5. Replication and Causal Inference: OK, let's expand our horizons beyond things drawn directly from AEA. David Roodman has a new piece on the lessons from his work attempting to replicate two important public health economics papers over the last few years.
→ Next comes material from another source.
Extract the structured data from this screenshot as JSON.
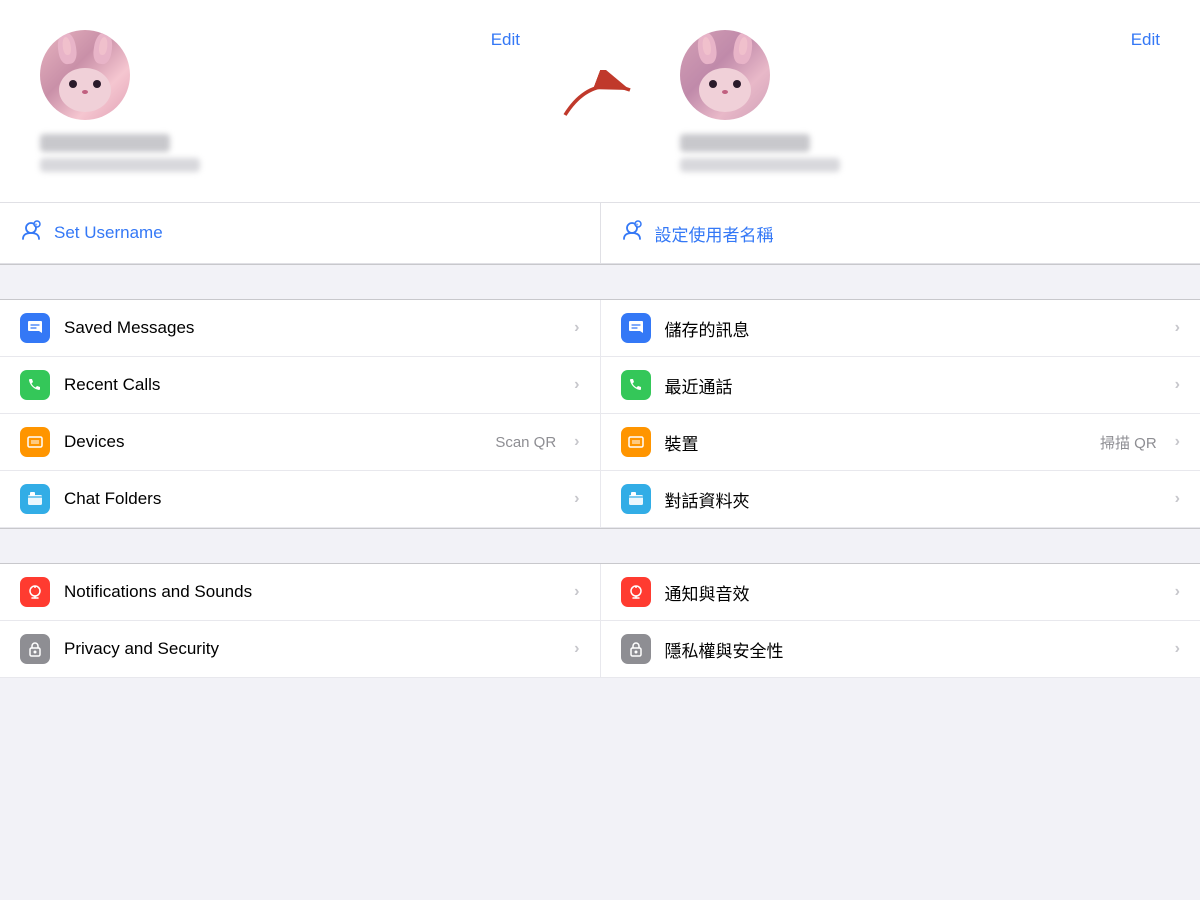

Roodman doesn't see a replication crisis in economics similar to that in psychology, because "most...original results can be matched when applying the reported methods to the reported data." He thinks, though, that re-analysis is more important than replication and there economics has a "robustness" crisis.
There is a new study of "push button replication"--the ability to get the same results from the reported data and methods with the resources made available--of impact evaluations from low- and middle-income countries. Brown, Muller and Wood find that only 27 of the 109 studies they find are "push button replicable." Of those that were not, 59 did not provide the necessary data and code (similar to another paper from a few years ago that David cites); 30 of those were published in journals that nominally required the data and code to be posted. Not great, Bob
Finally, a clash of titans in the world of causal inference erupted this week, with Andrew Gelman posting a review of Judea Pearl's newish book, The Book of Why. AsSue Marquez notes, the comments are where it gets really interesting (which also got me to wondering, why are the comments on Gelman's blog must reads and the comments on Tyler Cowen's blog must-not-reads?). Pearl himself responds, (eventually in multiple places in the thread) and if you thought the culture in economics was unique, maybe not so much. Most of what is in the comment thread at Gelman's blog is statisticians. The economists got to discussing it on Twitter. I wish I could provide a useful guide to that, but the conversation got so fractured that even I was stymied trying to follow it. The best I can offer is to start with Marquez's tweet, and then click on various replies to see the conversation branching. It's frustrating but worth it, and if any faiV readers end up making sense of it (nudge, nudge Marc) and summarizing the conversation in a useful way, let me know.

There were a lot of things I considered including this week, but in the end I decided that everyone could use a smile to start the year with. So without further comment, click play.

There were a lot of things I considered including this week, but in the end I decided that everyone could use a smile to start the year with. So without further comment, click play.